Pão de Queijo (“bread of cheese” in Portuguese) is a gluten-free cheese bread, originally from Brazil. It is usually served in snack-sized bread balls, and is eaten at breakfast with coffee or as a side snack. The bread itself is based on cassava flour instead of wheat flour.
Cassava, also known as “yuca” in Spanish (not to be confused with the yucca plant), is a root of a plant. When cassava is dried and ground up into a powder or pearls, it is called tapioca. A chewy cassava-based bread is a nice change of pace during Passover when bread-stuffs can be heavy and crumbly.
Brazilian cheese balls may contain a number of cheeses. One traditional Hispanic cheese that is sometimes available kosher is Queso Blanco or Queso Fresco. This fresh, bright white cow’s milk cheese works as a mild table cheese for its milky flavor, but it is also used “para freir” (for frying). It melts, yet maintains its shape, meaning it doesn’t run or separate under heat. Cacique’s Queso Blanco is certified kosher dairy by Rabbi Yisroel Kelemer of Three Line K Kosher in Beverly Hils, CA.
Some recipes for Pão de Queijo call for feta, Monterey Jack, mozzarella or parmesan, all readily available in a kosher format.
When I worked at Pomegranate kosher specialty supermarket in Brooklyn (Midwood) a few years ago, we sold kosher for Passover Cheese N’ Rolls, made by Kessem. They were cholov yisroel with certification under Arugas Habasham. Cheese N’ Rolls are sold online at www.allfreshkosher.com. I hope to see them in the Passover section in stores as well.

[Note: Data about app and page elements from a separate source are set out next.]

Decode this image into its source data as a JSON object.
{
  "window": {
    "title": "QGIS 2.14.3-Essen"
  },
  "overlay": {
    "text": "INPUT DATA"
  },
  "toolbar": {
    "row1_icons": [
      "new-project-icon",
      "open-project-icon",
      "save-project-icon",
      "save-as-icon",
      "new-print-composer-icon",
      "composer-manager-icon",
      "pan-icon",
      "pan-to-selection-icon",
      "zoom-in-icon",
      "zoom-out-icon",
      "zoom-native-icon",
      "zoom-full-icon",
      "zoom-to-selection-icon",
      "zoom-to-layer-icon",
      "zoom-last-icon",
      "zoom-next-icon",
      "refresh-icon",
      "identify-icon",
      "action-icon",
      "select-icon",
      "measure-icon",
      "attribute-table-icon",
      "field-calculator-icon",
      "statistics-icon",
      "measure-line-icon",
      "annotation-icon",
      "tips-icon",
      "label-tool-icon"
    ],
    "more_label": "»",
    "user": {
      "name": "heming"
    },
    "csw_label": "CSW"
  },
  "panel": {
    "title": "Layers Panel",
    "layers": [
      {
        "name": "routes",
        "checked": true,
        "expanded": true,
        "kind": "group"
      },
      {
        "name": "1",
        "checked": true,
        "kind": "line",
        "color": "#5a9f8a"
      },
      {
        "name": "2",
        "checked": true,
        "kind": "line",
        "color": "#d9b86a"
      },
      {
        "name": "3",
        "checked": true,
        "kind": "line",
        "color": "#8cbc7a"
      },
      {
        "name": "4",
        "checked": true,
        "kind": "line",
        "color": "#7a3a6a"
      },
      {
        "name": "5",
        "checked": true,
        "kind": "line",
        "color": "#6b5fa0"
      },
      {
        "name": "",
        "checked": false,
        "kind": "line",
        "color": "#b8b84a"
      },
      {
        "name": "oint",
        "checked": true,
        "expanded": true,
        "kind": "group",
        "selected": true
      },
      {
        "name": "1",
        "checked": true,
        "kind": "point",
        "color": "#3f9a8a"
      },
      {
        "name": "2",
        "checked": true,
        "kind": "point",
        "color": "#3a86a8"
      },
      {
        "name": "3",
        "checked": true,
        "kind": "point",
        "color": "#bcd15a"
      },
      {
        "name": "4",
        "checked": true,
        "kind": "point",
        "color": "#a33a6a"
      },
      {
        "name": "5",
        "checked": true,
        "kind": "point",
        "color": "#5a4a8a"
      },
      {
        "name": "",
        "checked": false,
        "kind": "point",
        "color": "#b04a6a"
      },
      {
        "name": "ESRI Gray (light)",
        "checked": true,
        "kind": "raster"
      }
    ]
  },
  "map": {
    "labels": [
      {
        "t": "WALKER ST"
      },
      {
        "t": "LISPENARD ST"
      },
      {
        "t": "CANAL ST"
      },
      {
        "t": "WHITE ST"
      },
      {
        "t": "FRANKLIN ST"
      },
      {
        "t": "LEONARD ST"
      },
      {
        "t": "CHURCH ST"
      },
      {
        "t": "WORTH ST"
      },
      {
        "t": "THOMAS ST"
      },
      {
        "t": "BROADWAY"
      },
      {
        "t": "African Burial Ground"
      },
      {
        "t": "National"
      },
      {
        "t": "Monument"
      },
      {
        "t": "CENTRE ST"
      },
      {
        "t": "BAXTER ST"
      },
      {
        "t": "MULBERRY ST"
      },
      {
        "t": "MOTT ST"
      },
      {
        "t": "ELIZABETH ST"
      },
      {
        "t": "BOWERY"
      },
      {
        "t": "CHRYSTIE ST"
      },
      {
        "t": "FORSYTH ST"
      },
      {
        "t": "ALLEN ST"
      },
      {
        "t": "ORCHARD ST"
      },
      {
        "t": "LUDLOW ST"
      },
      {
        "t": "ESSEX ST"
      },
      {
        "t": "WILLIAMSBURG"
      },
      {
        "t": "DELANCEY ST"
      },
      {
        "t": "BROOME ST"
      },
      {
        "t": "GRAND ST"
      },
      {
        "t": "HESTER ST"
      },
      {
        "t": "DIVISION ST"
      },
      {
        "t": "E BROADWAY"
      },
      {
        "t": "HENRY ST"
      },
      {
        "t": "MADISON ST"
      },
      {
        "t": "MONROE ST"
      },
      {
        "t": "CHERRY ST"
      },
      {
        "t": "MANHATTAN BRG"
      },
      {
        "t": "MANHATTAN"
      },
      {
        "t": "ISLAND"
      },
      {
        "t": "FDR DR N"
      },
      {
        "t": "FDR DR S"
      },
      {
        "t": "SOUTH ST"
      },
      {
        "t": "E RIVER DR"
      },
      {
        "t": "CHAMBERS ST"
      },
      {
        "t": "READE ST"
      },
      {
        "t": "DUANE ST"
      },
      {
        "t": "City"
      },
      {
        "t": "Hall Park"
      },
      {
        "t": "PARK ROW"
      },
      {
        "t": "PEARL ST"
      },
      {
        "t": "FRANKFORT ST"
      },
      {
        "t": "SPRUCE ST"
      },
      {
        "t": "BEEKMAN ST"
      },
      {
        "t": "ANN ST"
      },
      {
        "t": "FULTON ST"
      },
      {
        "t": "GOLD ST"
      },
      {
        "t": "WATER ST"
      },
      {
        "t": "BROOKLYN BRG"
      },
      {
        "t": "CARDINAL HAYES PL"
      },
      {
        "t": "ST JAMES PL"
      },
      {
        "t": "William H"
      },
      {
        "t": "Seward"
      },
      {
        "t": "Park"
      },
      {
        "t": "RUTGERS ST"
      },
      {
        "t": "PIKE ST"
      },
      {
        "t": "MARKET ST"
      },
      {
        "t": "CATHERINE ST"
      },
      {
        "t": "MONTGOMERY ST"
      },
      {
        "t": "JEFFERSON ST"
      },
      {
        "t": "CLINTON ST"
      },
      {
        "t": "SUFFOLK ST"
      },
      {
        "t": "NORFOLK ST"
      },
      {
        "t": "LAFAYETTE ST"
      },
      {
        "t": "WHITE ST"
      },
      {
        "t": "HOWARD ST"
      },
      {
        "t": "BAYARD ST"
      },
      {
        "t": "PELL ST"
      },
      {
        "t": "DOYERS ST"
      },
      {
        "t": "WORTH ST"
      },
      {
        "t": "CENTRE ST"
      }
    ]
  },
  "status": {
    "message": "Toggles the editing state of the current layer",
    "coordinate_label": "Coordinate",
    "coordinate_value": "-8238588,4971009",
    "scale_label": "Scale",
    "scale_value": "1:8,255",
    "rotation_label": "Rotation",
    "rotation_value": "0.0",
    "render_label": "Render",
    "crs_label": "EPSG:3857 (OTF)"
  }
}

Stacy Viera, a food photographer, offers a Passover cheese bread recipe which uses either mozzarella or parmesan: http://jewishfoodexperience.com/recipes/pao-de-queijo/
The Cheese Mistress